Give me your top 3 favorite dishes to eat and top 3 favorite dishes to cook.

Ceez: My three favorite dishes are from my favorite restaurants.
These aren't in any order. I love them all depending on my mood.

1: Bone Marrow with oxtail marmalade and brioche toast (Blue Ribbon)
2: Korean BBQ (Koreatown)
3: Footlong Meatball Sub with Southwestern Sauce and Jalapenos (Subway) Eat Fresh!

My top 3 Favorite dished to cook are

1: Chicken or Pork chops braised in my own mushroom and tomato sauce.
2: Steak marinated in Red wine grilled with BBQ sauce with extra extra Jack Daniels.
3: Buttermilk and Tabasco Fried Chicken. The chicken is poached in buttermilk, then battered, the fried. Mmmmmm!

You recently relocated from cooking in NYC to cooking in LA. Tell me what you're up to out there - how you are paving your own way in the food biz, out on the West Coast?

Ceez: I was offered a job in NYC to open a Japanese Restaurant in Beverly Hills. It took forever to open and finally opened in January 08. I realized that people in LA have shitloads of money and can pay people to cook in their own home (NY'ers don't have enough space for personal chefs and they can take a cab to their favorite restaurant). And they pay shitloads for less work. Of course, I jumped into being a Private/Personal Chef. Now I work part time with 3 large catering companies in LA. I'm pretty badass out here. Not having to be in a restaurant 100 hrs a week allows me to cook at home and come up with different recipes. I enjoy cooking a lot more.

Can you tell me about your new Facebook video series, What's In The Pot? It's pretty cool.

Ceez: Thank you. Again having all this extra time and the fact that I live in Hollywoodland, I can have someone record my skills while Steven (the Director) can also practice filming and editing.

Who wins in a fight - Colonel Sanders or McDonalds' Grimace?

Ceez: Well the Colonel lived to be 100 years old, so he's in good shape and Grimace has short arms and moves very slow. So I have my money on the old man as long as he gets a knockout in the early rounds.

You're Filipino - can you describe a traditional Filipino dinner for us?

Ceez: For hardcore vegetarians and meat haters DO NOT CONTINUE READING! I grew up eating meat and rice. Whenever there was a special occasion my parent would have the party catered and my favorites sound gross to Americans but taste really good. One is called Kare-Kare which is oxtail stewed in a peanut butter sauce with green beans, tripe (stomach lining) and eggplant with a side of fermented shrimp paste (bagoong). If that doesn't get you weird in the stomach my other favorite dish is called Dinuguan (meaning bleeding, I think) which is pork snout and ears stewed in pork blood and vinegar. Mmmmmm, Pork! It's good damnit!

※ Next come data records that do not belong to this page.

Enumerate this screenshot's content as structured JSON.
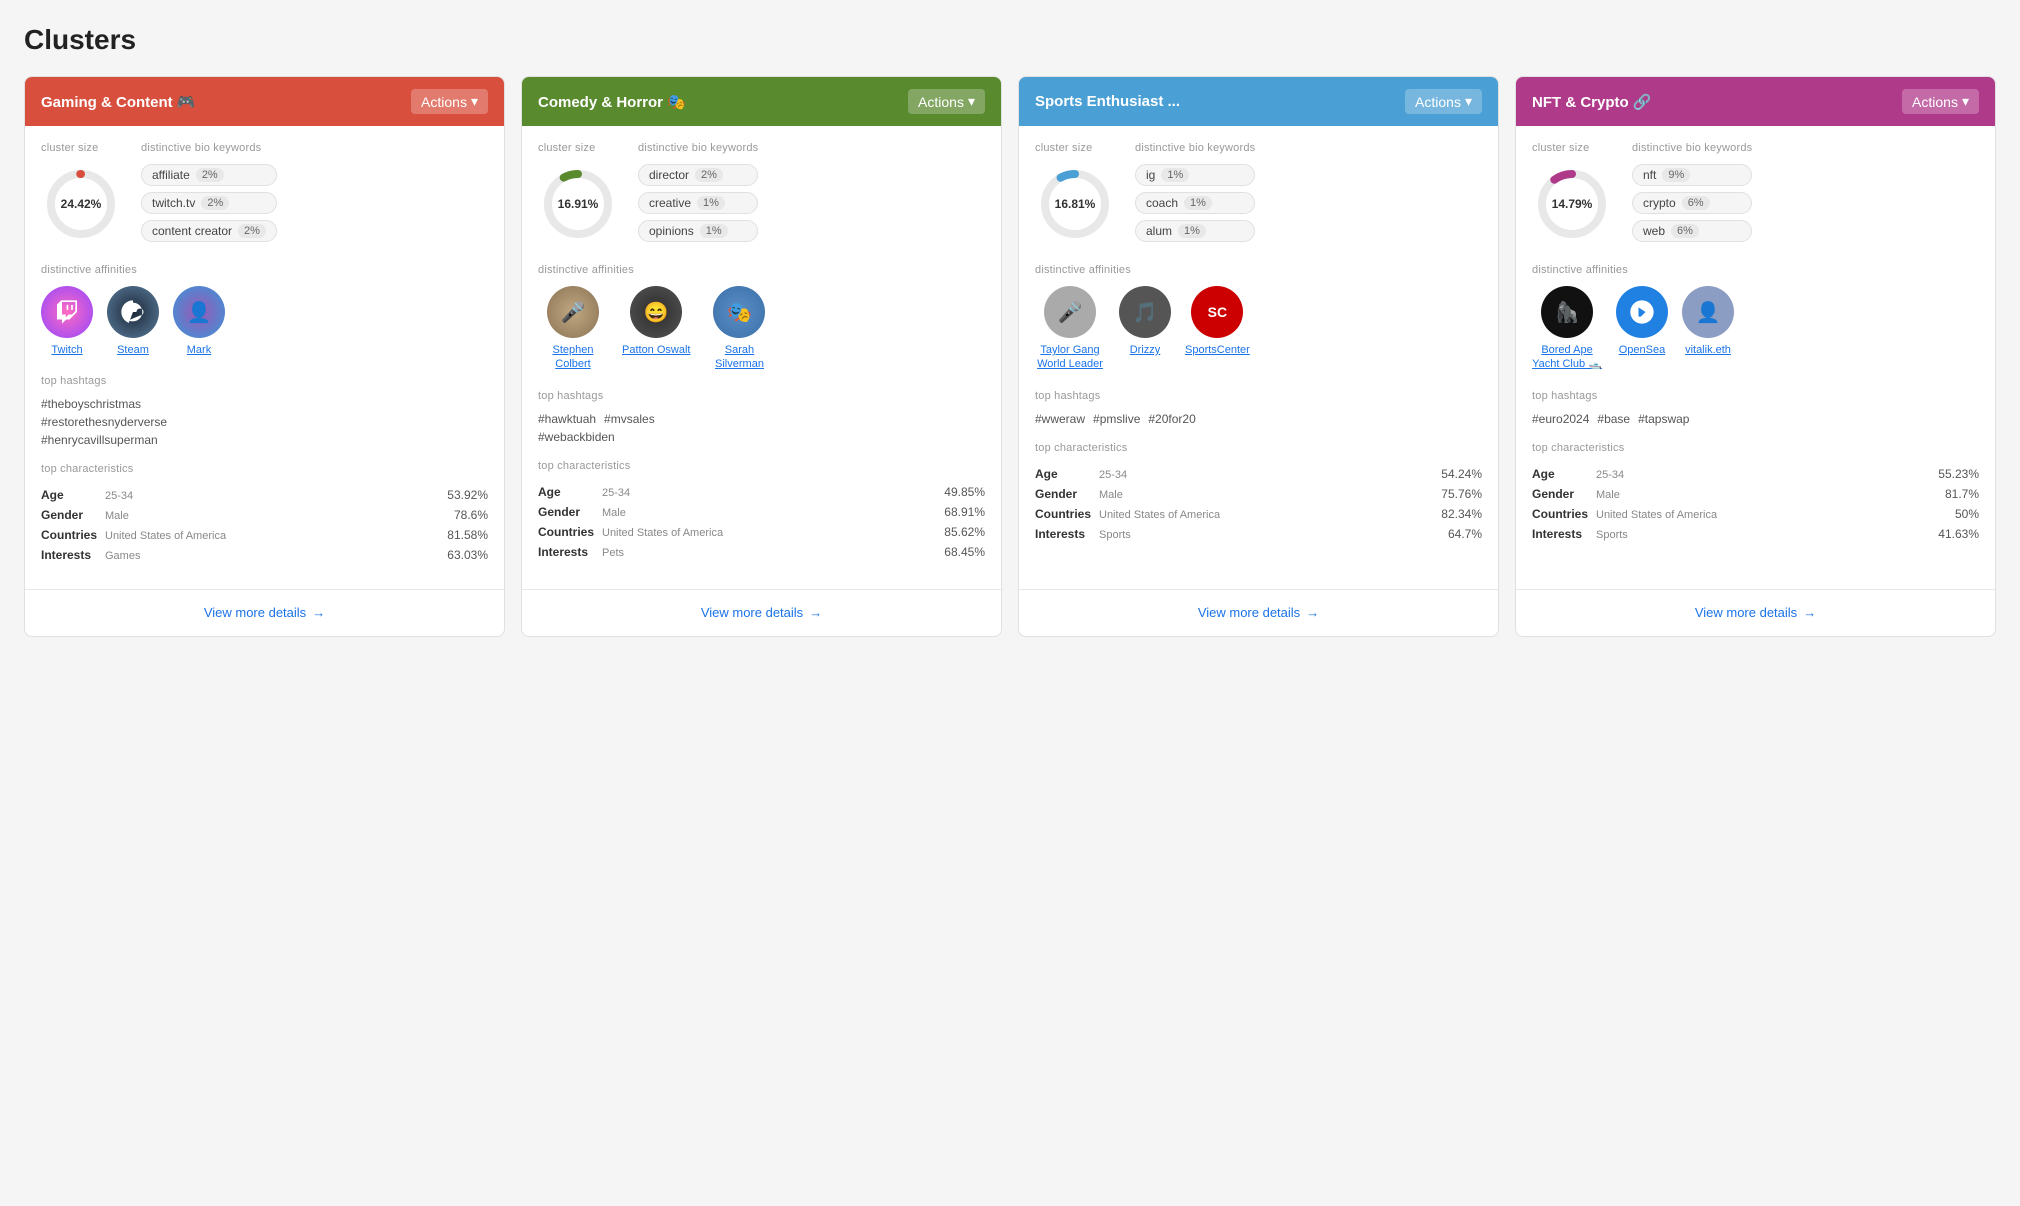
{
  "page": {
    "title": "Clusters"
  },
  "clusters": [
    {
      "id": "gaming",
      "name": "Gaming & Content 🎮",
      "color": "#d94f3d",
      "actions_label": "Actions",
      "size_pct": "24.42%",
      "donut_color": "#d94f3d",
      "donut_value": 24.42,
      "keywords": [
        {
          "label": "affiliate",
          "pct": "2%"
        },
        {
          "label": "twitch.tv",
          "pct": "2%"
        },
        {
          "label": "content creator",
          "pct": "2%"
        }
      ],
      "affinities": [
        {
          "name": "Twitch",
          "avatar_class": "avatar-twitch",
          "icon": "🎮"
        },
        {
          "name": "Steam",
          "avatar_class": "avatar-steam",
          "icon": "🎲"
        },
        {
          "name": "Mark",
          "avatar_class": "avatar-mark",
          "icon": "👤"
        }
      ],
      "hashtags": [
        "#theboyschristmas",
        "#restorethesnyderverse",
        "#henrycavillsuperman"
      ],
      "hashtags_inline": false,
      "characteristics": [
        {
          "label": "Age",
          "value": "25-34",
          "pct": "53.92%"
        },
        {
          "label": "Gender",
          "value": "Male",
          "pct": "78.6%"
        },
        {
          "label": "Countries",
          "value": "United States of America",
          "pct": "81.58%"
        },
        {
          "label": "Interests",
          "value": "Games",
          "pct": "63.03%"
        }
      ]
    },
    {
      "id": "comedy",
      "name": "Comedy & Horror 🎭",
      "color": "#5a8a2e",
      "actions_label": "Actions",
      "size_pct": "16.91%",
      "donut_color": "#5a8a2e",
      "donut_value": 16.91,
      "keywords": [
        {
          "label": "director",
          "pct": "2%"
        },
        {
          "label": "creative",
          "pct": "1%"
        },
        {
          "label": "opinions",
          "pct": "1%"
        }
      ],
      "affinities": [
        {
          "name": "Stephen Colbert",
          "avatar_class": "avatar-stephen",
          "icon": "🎤"
        },
        {
          "name": "Patton Oswalt",
          "avatar_class": "avatar-patton",
          "icon": "😄"
        },
        {
          "name": "Sarah Silverman",
          "avatar_class": "avatar-sarah",
          "icon": "🎭"
        }
      ],
      "hashtags": [
        "#hawktuah",
        "#mvsales",
        "#webackbiden"
      ],
      "hashtags_inline": true,
      "characteristics": [
        {
          "label": "Age",
          "value": "25-34",
          "pct": "49.85%"
        },
        {
          "label": "Gender",
          "value": "Male",
          "pct": "68.91%"
        },
        {
          "label": "Countries",
          "value": "United States of America",
          "pct": "85.62%"
        },
        {
          "label": "Interests",
          "value": "Pets",
          "pct": "68.45%"
        }
      ]
    },
    {
      "id": "sports",
      "name": "Sports Enthusiast ...",
      "color": "#4a9fd4",
      "actions_label": "Actions",
      "size_pct": "16.81%",
      "donut_color": "#4a9fd4",
      "donut_value": 16.81,
      "keywords": [
        {
          "label": "ig",
          "pct": "1%"
        },
        {
          "label": "coach",
          "pct": "1%"
        },
        {
          "label": "alum",
          "pct": "1%"
        }
      ],
      "affinities": [
        {
          "name": "Taylor Gang World Leader",
          "avatar_class": "avatar-taylor",
          "icon": "🎤"
        },
        {
          "name": "Drizzy",
          "avatar_class": "avatar-drizzy",
          "icon": "🎵"
        },
        {
          "name": "SportsCenter",
          "avatar_class": "avatar-sports",
          "icon": "🏆"
        }
      ],
      "hashtags": [
        "#wweraw",
        "#pmslive",
        "#20for20"
      ],
      "hashtags_inline": true,
      "characteristics": [
        {
          "label": "Age",
          "value": "25-34",
          "pct": "54.24%"
        },
        {
          "label": "Gender",
          "value": "Male",
          "pct": "75.76%"
        },
        {
          "label": "Countries",
          "value": "United States of America",
          "pct": "82.34%"
        },
        {
          "label": "Interests",
          "value": "Sports",
          "pct": "64.7%"
        }
      ]
    },
    {
      "id": "nft",
      "name": "NFT & Crypto 🔗",
      "color": "#b03a8a",
      "actions_label": "Actions",
      "size_pct": "14.79%",
      "donut_color": "#b03a8a",
      "donut_value": 14.79,
      "keywords": [
        {
          "label": "nft",
          "pct": "9%"
        },
        {
          "label": "crypto",
          "pct": "6%"
        },
        {
          "label": "web",
          "pct": "6%"
        }
      ],
      "affinities": [
        {
          "name": "Bored Ape Yacht Club 🛥️",
          "avatar_class": "avatar-bored",
          "icon": "🦍"
        },
        {
          "name": "OpenSea",
          "avatar_class": "avatar-opensea",
          "icon": "⛵"
        },
        {
          "name": "vitalik.eth",
          "avatar_class": "avatar-vitalik",
          "icon": "👤"
        }
      ],
      "hashtags": [
        "#euro2024",
        "#base",
        "#tapswap"
      ],
      "hashtags_inline": true,
      "characteristics": [
        {
          "label": "Age",
          "value": "25-34",
          "pct": "55.23%"
        },
        {
          "label": "Gender",
          "value": "Male",
          "pct": "81.7%"
        },
        {
          "label": "Countries",
          "value": "United States of America",
          "pct": "50%"
        },
        {
          "label": "Interests",
          "value": "Sports",
          "pct": "41.63%"
        }
      ]
    }
  ],
  "labels": {
    "cluster_size": "Cluster size",
    "distinctive_bio": "Distinctive bio keywords",
    "distinctive_affinities": "Distinctive affinities",
    "top_hashtags": "Top hashtags",
    "top_characteristics": "Top characteristics",
    "view_more": "View more details",
    "arrow": "→"
  }
}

Anything else you'd like to share with the readers of the City Veggie??

Ceez: Did you know that Julia Child was a spy? She had to make shark repellent for sea mines. Yeah, Julia!

1 comment:

Kiki Colore said...

Hey Shannon!
It's Kalen Nicholas's roomate and I love your blog. I have a customer service review blog about restaurants and what not in NYC but it's not nearly as developed as yours.
Keep it up!